What’s next: Job search burnout5
December 6, 2022 by Kenneth Fisher
I was given 4.5 months notice this past June and was fortunate to find a new job. I blogged about my job search and the lessons I learned along the way (update 2, update 3, update 4) but unsurprisingly I still have more to say!

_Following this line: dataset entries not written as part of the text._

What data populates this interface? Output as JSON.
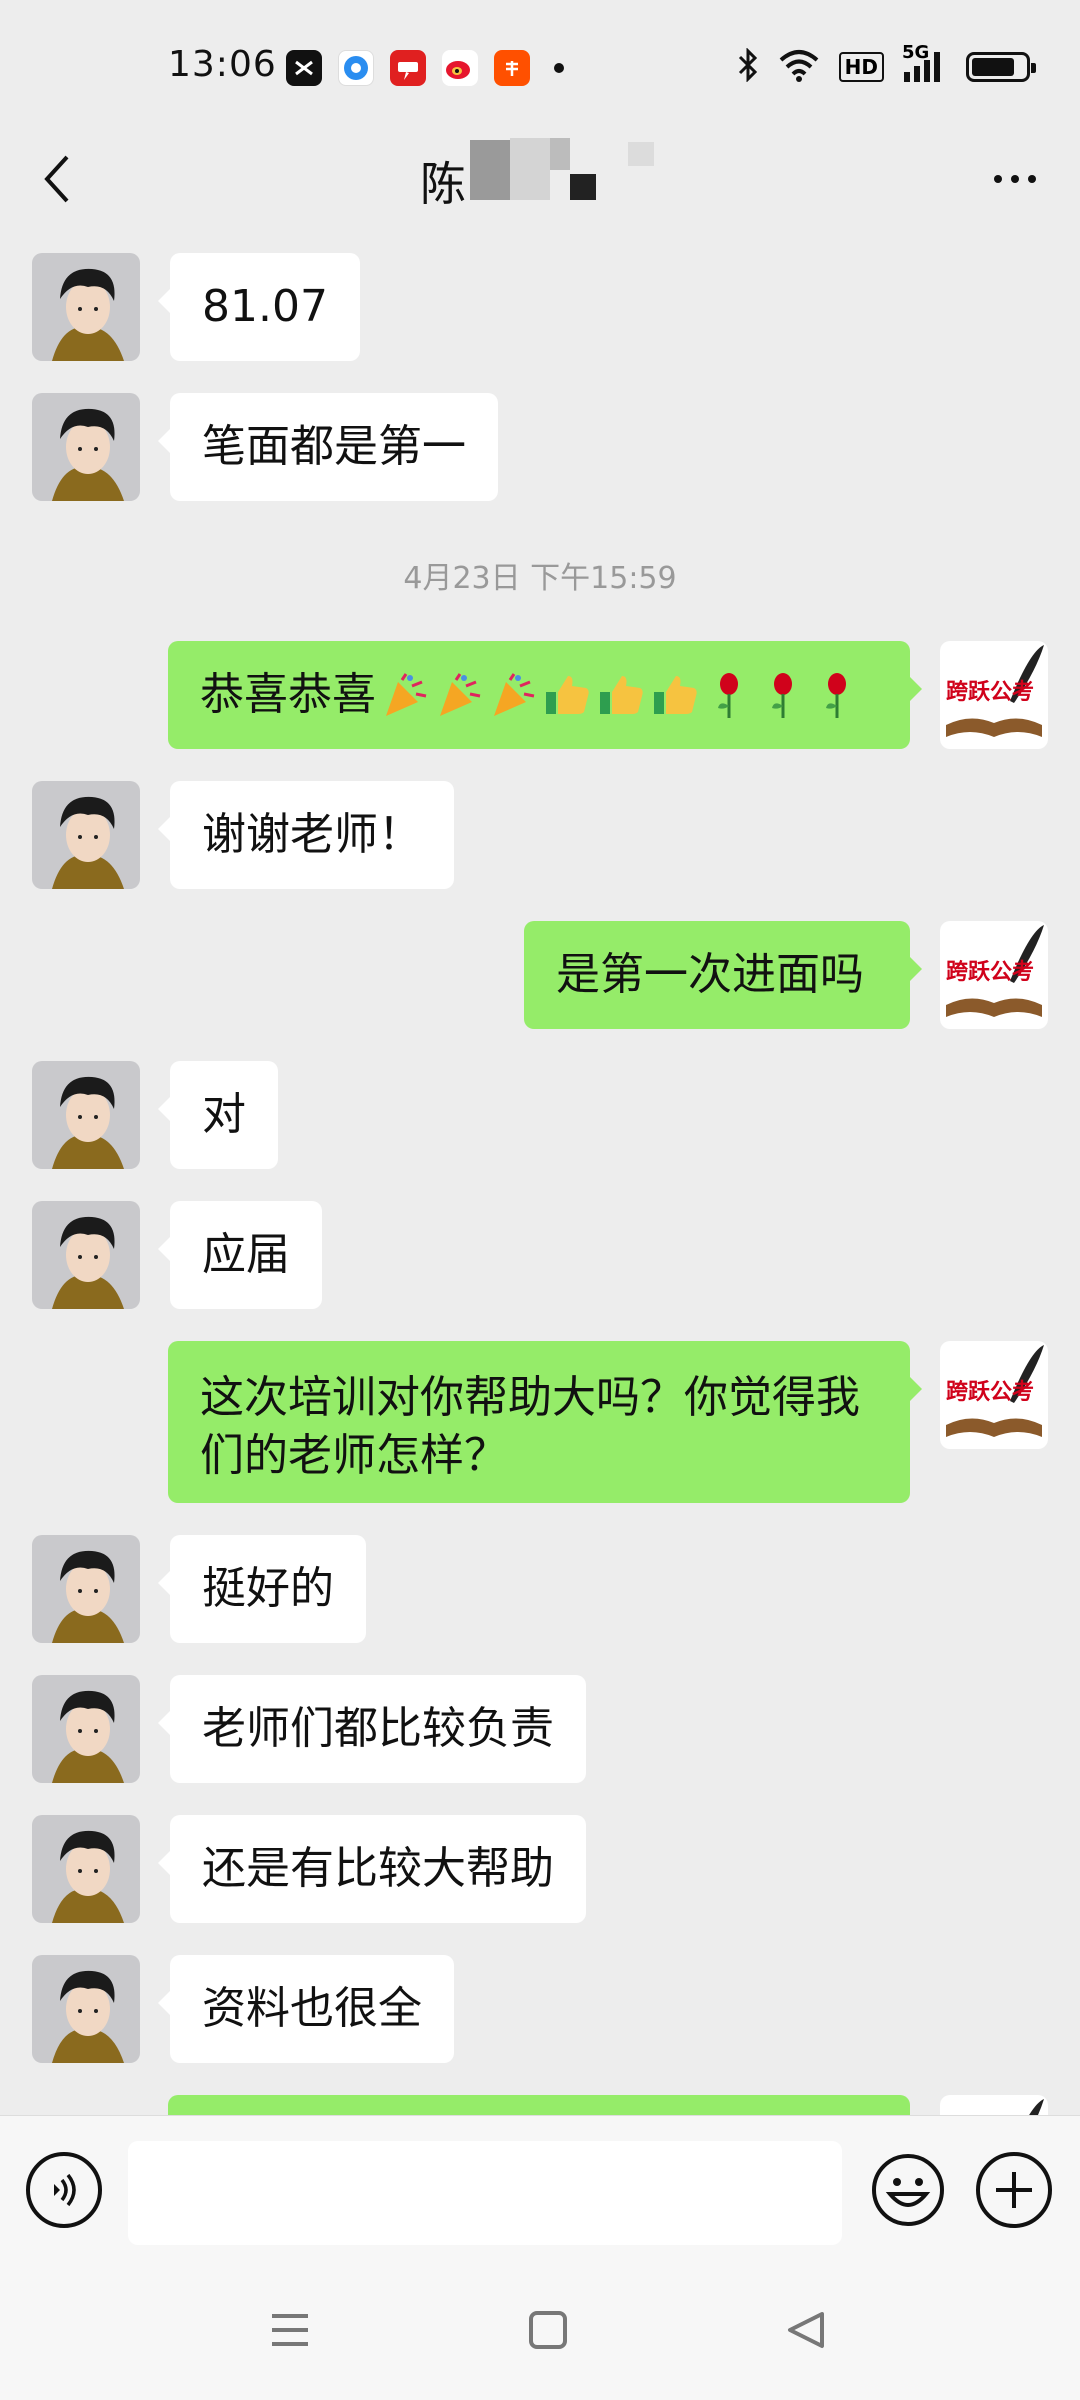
{
  "status_bar": {
    "time": "13:06",
    "app_icons": [
      "capcut-icon",
      "browser-icon",
      "uc-icon",
      "weibo-icon",
      "taobao-icon"
    ],
    "network_badge": "HD",
    "signal_label": "5G"
  },
  "header": {
    "title": "陈",
    "back_icon": "chevron-left-icon",
    "more_icon": "more-dots-icon"
  },
  "chat": {
    "timestamp": "4月23日 下午15:59",
    "messages": [
      {
        "side": "in",
        "text": "81.07"
      },
      {
        "side": "in",
        "text": "笔面都是第一"
      },
      {
        "side": "out",
        "text": "恭喜恭喜",
        "emojis": [
          "party-popper-icon",
          "party-popper-icon",
          "party-popper-icon",
          "thumbs-up-icon",
          "thumbs-up-icon",
          "thumbs-up-icon",
          "rose-icon",
          "rose-icon",
          "rose-icon"
        ]
      },
      {
        "side": "in",
        "text": "谢谢老师！"
      },
      {
        "side": "out",
        "text": "是第一次进面吗"
      },
      {
        "side": "in",
        "text": "对"
      },
      {
        "side": "in",
        "text": "应届"
      },
      {
        "side": "out",
        "text": "这次培训对你帮助大吗？你觉得我们的老师怎样？"
      },
      {
        "side": "in",
        "text": "挺好的"
      },
      {
        "side": "in",
        "text": "老师们都比较负责"
      },
      {
        "side": "in",
        "text": "还是有比较大帮助"
      },
      {
        "side": "in",
        "text": "资料也很全"
      },
      {
        "side": "out",
        "text": ""
      }
    ],
    "self_avatar_text": "跨跃公考"
  },
  "input_bar": {
    "voice_icon": "voice-icon",
    "emoji_icon": "smile-icon",
    "plus_icon": "plus-icon"
  },
  "nav_bar": {
    "menu_icon": "menu-icon",
    "home_icon": "home-square-icon",
    "back_icon": "back-triangle-icon"
  },
  "colors": {
    "background": "#ededed",
    "incoming_bubble": "#ffffff",
    "outgoing_bubble": "#95ec69",
    "timestamp": "#999999",
    "brand_red": "#d0021b"
  }
}
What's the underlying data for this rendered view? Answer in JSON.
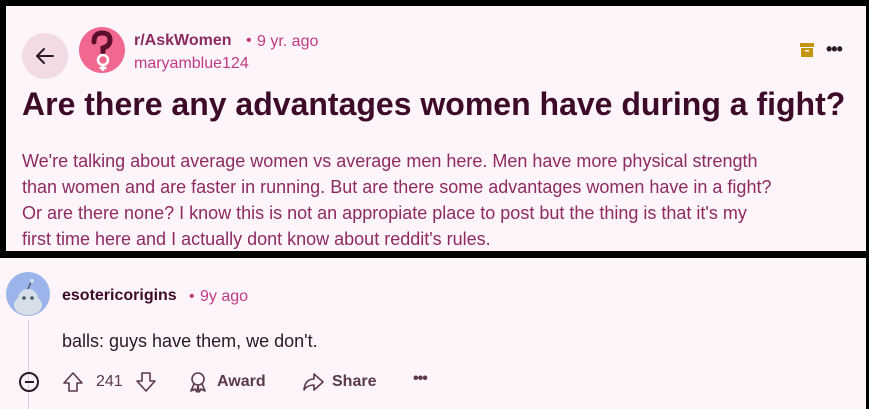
{
  "post": {
    "subreddit": "r/AskWomen",
    "separator": "•",
    "time": "9 yr. ago",
    "author": "maryamblue124",
    "title": "Are there any advantages women have during a fight?",
    "body_lines": [
      "We're talking about average women vs average men here. Men have more physical strength",
      "than women and are faster in running. But are there some advantages women have in a fight?",
      "Or are there none? I know this is not an appropiate place to post but the thing is that it's my",
      "first time here and I actually dont know about reddit's rules."
    ],
    "more_label": "•••"
  },
  "comment": {
    "username": "esotericorigins",
    "separator": "•",
    "time": "9y ago",
    "text": "balls: guys have them, we don't.",
    "votes": "241",
    "award_label": "Award",
    "share_label": "Share",
    "more_label": "•••"
  },
  "colors": {
    "background": "#fdf5f9",
    "title": "#3d0a2a",
    "body": "#8f2a63",
    "meta": "#c13a86",
    "subreddit_avatar": "#f0688f",
    "user_avatar": "#9bb4ea",
    "archive_icon": "#c2950f"
  },
  "icons": {
    "back": "arrow-left-icon",
    "archive": "archive-icon",
    "collapse": "minus-circle-icon",
    "upvote": "arrow-up-icon",
    "downvote": "arrow-down-icon",
    "award": "award-icon",
    "share": "share-icon"
  }
}
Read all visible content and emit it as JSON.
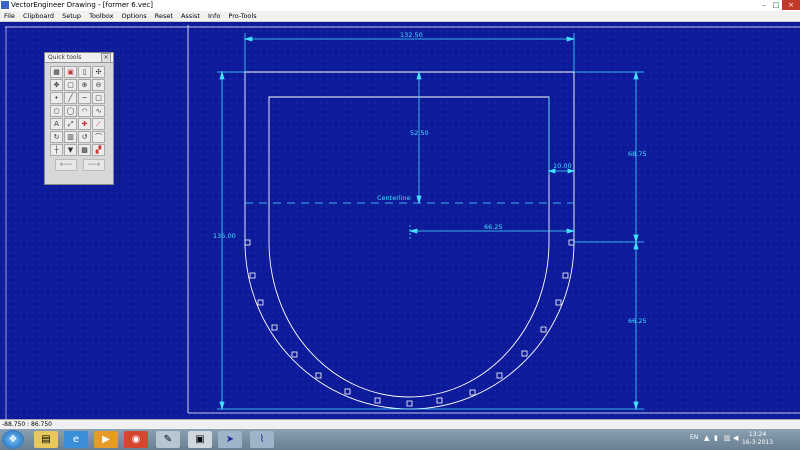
{
  "window": {
    "title": "VectorEngineer Drawing - [former 6.vec]",
    "min_label": "–",
    "max_label": "□",
    "close_label": "×"
  },
  "menu": [
    "File",
    "Clipboard",
    "Setup",
    "Toolbox",
    "Options",
    "Reset",
    "Assist",
    "Info",
    "Pro-Tools"
  ],
  "quick_tools": {
    "title": "Quick tools",
    "close_label": "×",
    "tools": [
      "grid-icon",
      "layers-icon",
      "new-page-icon",
      "snap-icon",
      "move-icon",
      "image-icon",
      "zoom-in-icon",
      "zoom-out-icon",
      "point-icon",
      "line-icon",
      "hline-icon",
      "rect-icon",
      "circle-icon",
      "ellipse-icon",
      "arc-icon",
      "curve-icon",
      "text-icon",
      "measure-icon",
      "trim-icon",
      "dimension-icon",
      "rotate-icon",
      "mirror-icon",
      "undo-icon",
      "fillet-icon",
      "vertical-icon",
      "fill-icon",
      "hatch-icon",
      "color-icon"
    ],
    "prev_label": "⟵",
    "next_label": "⟶"
  },
  "drawing": {
    "labels": {
      "width_top": "132.50",
      "depth_center": "52.50",
      "offset_right": "10.00",
      "height_upper": "68.75",
      "centerline": "Centerline",
      "radius": "66.25",
      "total_height": "135.00",
      "height_lower": "66.25"
    },
    "colors": {
      "line": "#ffffff",
      "dimension": "#44e0ff",
      "background": "#0d1a99"
    }
  },
  "statusbar": {
    "coords": "-88.750 : 86.750"
  },
  "taskbar": {
    "apps": [
      "windows-start-icon",
      "explorer-icon",
      "ie-icon",
      "media-player-icon",
      "chrome-icon",
      "paint-icon",
      "terminal-icon",
      "vectorengineer-icon",
      "other-app-icon"
    ],
    "lang": "EN",
    "time": "13:24",
    "date": "16-3-2013"
  }
}
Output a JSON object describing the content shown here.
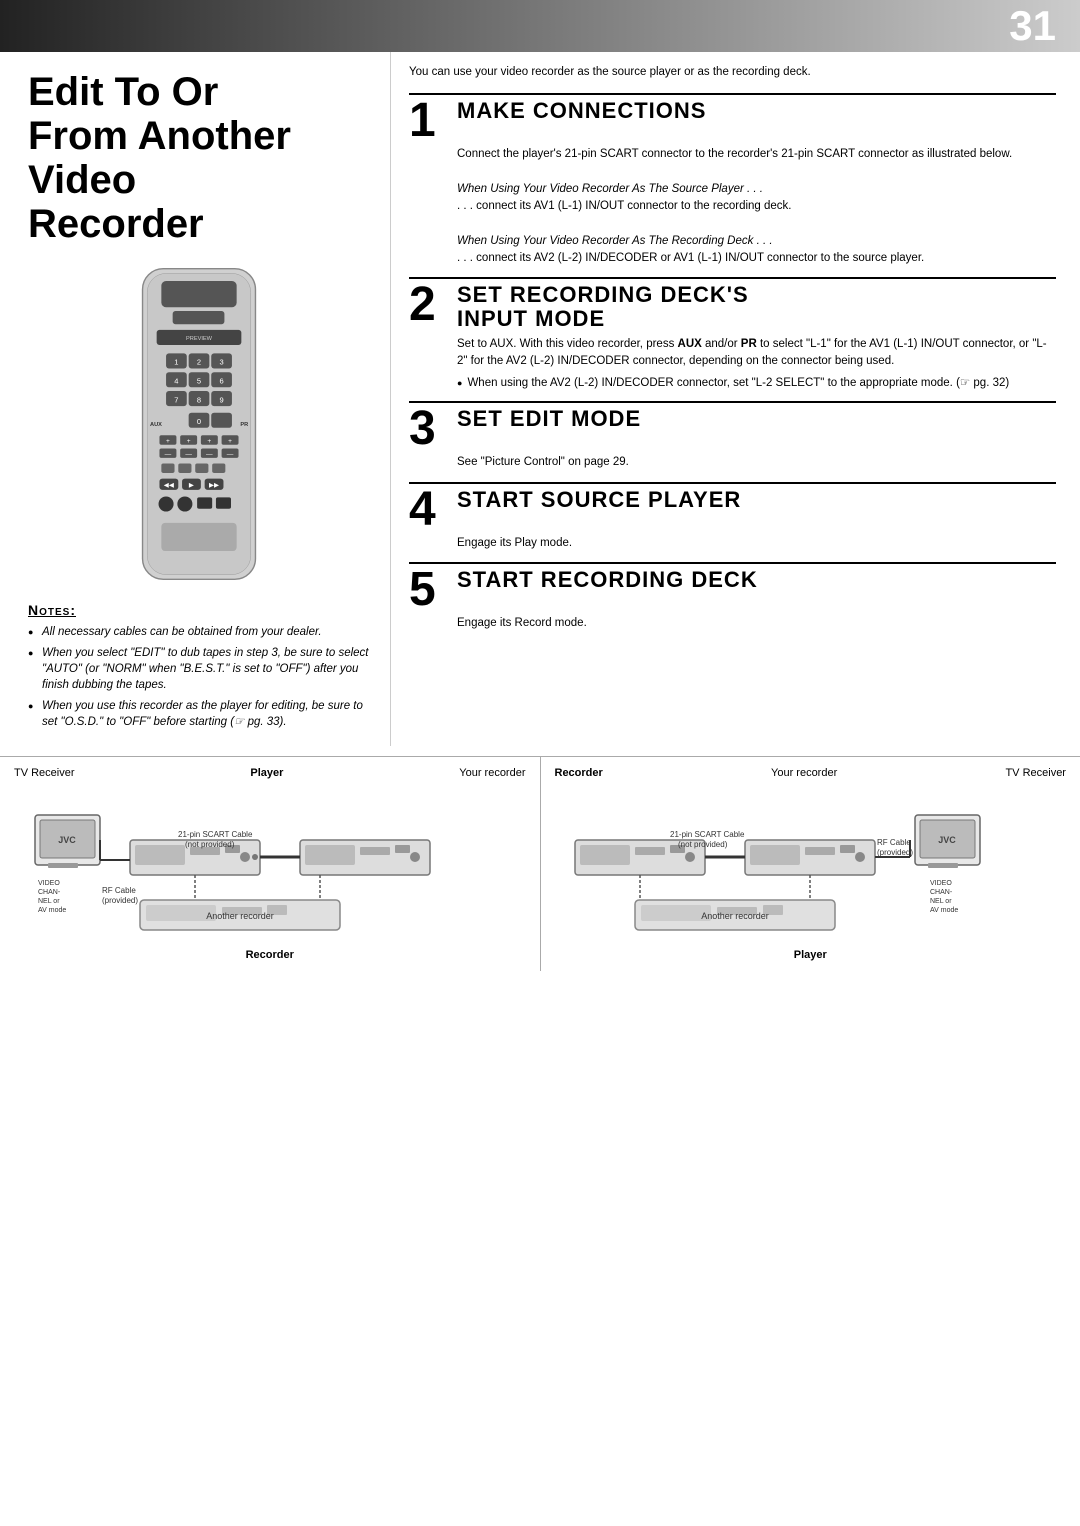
{
  "page": {
    "number": "31",
    "title": "Edit To Or\nFrom Another\nVideo\nRecorder"
  },
  "intro": {
    "text": "You can use your video recorder as the source player or as the recording deck."
  },
  "steps": [
    {
      "number": "1",
      "title": "Make Connections",
      "content": "Connect the player's 21-pin SCART connector to the recorder's 21-pin SCART connector as illustrated below.",
      "sub1_title": "When Using Your Video Recorder As The Source Player . . .",
      "sub1_text": ". . . connect its AV1 (L-1) IN/OUT connector to the recording deck.",
      "sub2_title": "When Using Your Video Recorder As The Recording Deck . . .",
      "sub2_text": ". . . connect its AV2 (L-2) IN/DECODER or AV1 (L-1) IN/OUT connector to the source player."
    },
    {
      "number": "2",
      "title": "Set Recording Deck's\nInput Mode",
      "content": "Set to AUX. With this video recorder, press AUX and/or PR to select \"L-1\" for the AV1 (L-1) IN/OUT connector, or \"L-2\" for the AV2 (L-2) IN/DECODER connector, depending on the connector being used.",
      "bullet": "When using the AV2 (L-2) IN/DECODER connector, set \"L-2 SELECT\" to the appropriate mode. (☞ pg. 32)"
    },
    {
      "number": "3",
      "title": "Set Edit Mode",
      "content": "See \"Picture Control\" on page 29."
    },
    {
      "number": "4",
      "title": "Start Source Player",
      "content": "Engage its Play mode."
    },
    {
      "number": "5",
      "title": "Start Recording Deck",
      "content": "Engage its Record mode."
    }
  ],
  "notes": {
    "title": "Notes:",
    "items": [
      "All necessary cables can be obtained from your dealer.",
      "When you select \"EDIT\" to dub tapes in step 3, be sure to select \"AUTO\" (or \"NORM\" when \"B.E.S.T.\" is set to \"OFF\") after you finish dubbing the tapes.",
      "When you use this recorder as the player for editing, be sure to set \"O.S.D.\" to \"OFF\" before starting (☞ pg. 33)."
    ]
  },
  "diagrams": [
    {
      "id": "left",
      "label_left": "TV Receiver",
      "label_player": "Player",
      "label_your_recorder": "Your recorder",
      "cable1": "21-pin SCART Cable\n(not provided)",
      "cable2": "RF Cable\n(provided)",
      "video_chan": "VIDEO\nCHAN-\nNEL or\nAV mode",
      "another_recorder": "Another recorder",
      "bottom_label": "Recorder"
    },
    {
      "id": "right",
      "label_recorder": "Recorder",
      "label_your_recorder": "Your recorder",
      "label_tv": "TV Receiver",
      "cable1": "21-pin SCART Cable\n(not provided)",
      "cable2": "RF Cable\n(provided)",
      "video_chan": "VIDEO\nCHAN-\nNEL or\nAV mode",
      "another_recorder": "Another recorder",
      "bottom_label": "Player"
    }
  ]
}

A few months in I was discussing my job search with some friends and commented that burnout is very possible with a job search. In fact, I’d say it’s very probable if your search drags on even a little bit. I’ve always said that finding a job is a job in and of itself and it’s one with some special extra stresses. In this case, I was not only spending time looking for a job but I was working at the job that had let me go. No matter how understanding they were (and they were very understanding) it’s still a lot. On top of that, there is the ongoing stress of am I going to find a job before I run out of savings, Everyone I’ve talked to say’s I’ll be perfect for this job or that but none of them want to interview me, what am I doing wrong?!?, I’ve had several interviews but no one is interested, what am I doing wrong?!? and so on. It’s very easy to start questioning yourself and your skills.
So what can you do? Well, there are lots of articles about burnout in general and I recommend reading them. Personally, I was fortunate that I still had time, so I started by taking a few days off (a weekend as it happens), then I took some time to regroup. What had I been doing? What did I feel was missing? What was/wasn’t working? You might ask a friend to help with this. It can be hard to judge for yourself sometimes. Then I made a new plan and started working toward it. Sadly, because of that pesky needing to pay bills thing, I didn’t feel comfortable taking more than that couple of days off and you may not either, but it did help. And just that act of refocusing and building a new plan seemed to help me quite a bit.
Category: Interview, SQLServerPedia Syndication | Tags: job search
5 thoughts on “What’s next: Job search burnout”
Leave a Reply Cancel reply
This site uses Akismet to reduce spam. Learn how your comment data is processed.
Try contracting and having to find a new gig regularly every 6 months or so. It can be tough handling rejection but , like the bus, 3 offers can arrive at once. Then the plate spinning starts…
I contracted when I was young so yea, I understand completely. It was definitely not for me 🙂
I personally believe there is no end to it as long as we work for someone else and if that is our family’s main source of income. We get paid only when we work. Starting a consulting business while working full time or finding ways that will constantly generate income will relieve us all from this burnout feeling. First few years will be tough for sure. I do not recommend anyone to take up a job that needs all 10 hours of your time in a day. Take an easy one that can pay you decent amount to cover up expenses and build your own if something that has a potential to generate continuous income with minimal or no supervision. Always having multiple streams of income is key which will give us all a very peaceful retirement experience and won’t be a burden to next generation. Just my thoughts
The thing about a consulting business is that you are constantly looking for work. You are still working for someone else just at a different level. Like with all burnout it’s very individual. Some people find consulting easier, some find working for a company easier. And of course the easier you find something the less likely you are to burnout at it.
I appreciate all of the sentiments you express in this series. I’ve been in a similar situation before – having an exit date with a severance for staying – and it does present a specific timing challenge.
I also recently found myself in a pretty traditional “fed up with current employer” job search, and I will say it was exhausting. I made it through multiple rounds (up to 6!) only to find I didn’t get the job. (I eventually connected, I’m happily at my new job.)
One particularly frustrating scenario – I was presented with a coding test for a fairly esoteric tool that nobody warned me about. When I told the interviewer I didn’t know that scripting language, she replied, “this is all I work on.” (It was a very awkward hour.)
Two things I did to help maintain my sanity: 1) did all job search related work after 4pm, to minimize feeling overwhelmed. 2) said no to a lot of things earlier on.